Monday, September 05, 2011

Free schools: The profit motive is a side-issue

Most of the discussion of Nick Clegg's speech this morning has concentrated on his insistence that the new free schools will not be run for profit.

I shall return to that in a moment, but I want to say how much I welcome Nick's emphasis on the need to make sure that children from poorer families and in poorer areas benefit from these schools. As he said:
"I want them to be available to the whole community – open to all children and not just the privileged few. I want them to be part of a school system that releases opportunity, rather than entrenching it. "They must not be the preserve of the privileged few, creaming off the best pupils while leaving the rest to fend for themselves, causing problems for and draining resources from other nearby schools. So let me give you my assurance: I would never tolerate that."
I believe that Liberal Democrats should welcome diversity in educational provision. And that we should welcome it particularly in areas where the schools currently provided to those who cannot buy their way out of the system are not very good.

Perhaps there are ways of providing this within the sate system, but we don't talk about those much. Instead, despite having been out of power for 90 years, many of us seem determined to die in the ditch defending the status quo.

 As to the profit motive... A common view on the left, and amongst Liberal Democrats, is that anyone who works in state education - even superheads on six-figure salaries - is selfless and motivated solely by a wish to the best for children. By contrast, anyone who works in business is motivated purely by money.

But the truth is that we are all moved by a wide variety of motives, both noble and base. I suspect that allowing free schools to make a profit would not make much of a difference to the way those schools are run.

Which is why the making of profits is a far less important issue than ensuring that free schools are open to all.

4 comments:

Anonymous said...

Listening to an interview with children and parents on the first day of a "Free School" in Bristol, I was struck by the accents of interviewers and those intereviewed, all spoke with a plum-in-the-mouth. These schools are for the future, post democracy, elites. In Norway they use Islands to isolate and brainwash the young, In England it's free schools.

Graeme said...

Excellent post. I didn't understand this clamour about profit either. Indeed I would point out that most non-state funded independent schools are registered charities, meaning that they can't notionally make profits either.
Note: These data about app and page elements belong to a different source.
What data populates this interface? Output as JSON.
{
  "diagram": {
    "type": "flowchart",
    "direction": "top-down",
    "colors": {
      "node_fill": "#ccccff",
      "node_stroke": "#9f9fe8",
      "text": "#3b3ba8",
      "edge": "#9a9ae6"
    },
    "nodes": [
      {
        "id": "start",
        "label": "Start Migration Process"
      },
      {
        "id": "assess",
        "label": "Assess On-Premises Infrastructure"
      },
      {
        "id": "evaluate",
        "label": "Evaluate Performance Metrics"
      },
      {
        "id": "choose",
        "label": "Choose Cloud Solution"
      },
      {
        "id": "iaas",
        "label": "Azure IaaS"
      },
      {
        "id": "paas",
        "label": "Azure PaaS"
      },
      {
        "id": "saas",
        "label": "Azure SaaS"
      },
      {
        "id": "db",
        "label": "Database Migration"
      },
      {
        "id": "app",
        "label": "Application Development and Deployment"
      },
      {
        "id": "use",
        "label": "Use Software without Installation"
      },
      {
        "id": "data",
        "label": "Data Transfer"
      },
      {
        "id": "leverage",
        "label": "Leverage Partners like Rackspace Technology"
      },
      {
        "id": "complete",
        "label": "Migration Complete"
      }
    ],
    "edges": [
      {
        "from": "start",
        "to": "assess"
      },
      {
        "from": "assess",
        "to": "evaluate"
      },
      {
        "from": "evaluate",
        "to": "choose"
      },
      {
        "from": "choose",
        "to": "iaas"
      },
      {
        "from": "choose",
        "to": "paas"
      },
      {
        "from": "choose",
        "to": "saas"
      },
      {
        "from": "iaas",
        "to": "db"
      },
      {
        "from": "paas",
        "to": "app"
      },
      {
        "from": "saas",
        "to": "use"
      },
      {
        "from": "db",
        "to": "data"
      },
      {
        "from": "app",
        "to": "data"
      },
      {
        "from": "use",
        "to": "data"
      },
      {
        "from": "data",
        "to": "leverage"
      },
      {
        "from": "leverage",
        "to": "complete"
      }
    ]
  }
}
The effect of the charitable status is to necessitate that any would-be profit is reinvested in new school facilities/initiatives and aspects of ensuring fair access like bursary schemes for the economically disadvantaged.

In both education and the health service I've never understood this clamour from self-professed liberals for the state to be a monopoly provider. Within a robust regulatory framework, we should believe in plurality as a driver of consumer choice whilst retaining the state-funding mechanism that ensures universality. There are legitimate concerns about the mechanics of free schools/academies and the increased involvement of private providers in the health service, but even if a profit motive is allowed, the continued existence of state and voluntary sector providers within the same legislative framework and tendering process means that if profit is being put before quality of service, the right to receive state-subsidy could be reduced under the terms of the initial funding agreement.

The "two-tier system" attack on free schools and academies doesn't really make sense at all because they're required to meet the same admissions standards as local authority schools. Once the pupil premium properly kicks in it would be simply astonishing if these new schools became the preserve of the wealthy.

PW said...

Spot on. On our membership cards it says that the Liberal Democrats exist to build a society where none shall be enslaved by poverty, ignorance and conformity. I don't recall any small print saying "except where the teaching unions and The Guardian do not agree."

Tristan said...

All good points.

It really does seem like these Free Schools are for the middle classes to escape the frankly dire state of state education in much of the country without having to go to the fully private sector (because that would be a step too far).

If only the LibDems would start championing community run schools, experimentation in education and more in all areas of the country from leafy suburbia to gritty inner city to small villages.

How can we reduce the hurdles to supplying education instead of increasing them?

Also:
A common view on the left, and amongst Liberal Democrats, is that anyone who works in state education - even superheads on six-figure salaries - is selfless and motivated solely by a wish to the best for children. By contrast, anyone who works in business is motivated purely by money.

But the truth is that we are all moved by a wide variety of motives, both noble and base. I suspect that allowing free schools to make a profit would not make much of a difference to the way those schools are run.


Absolutely spot on.
I've known teachers in all sectors whose desire to educate was their prime motivation as well as those whose desire was to just have a job with long holidays...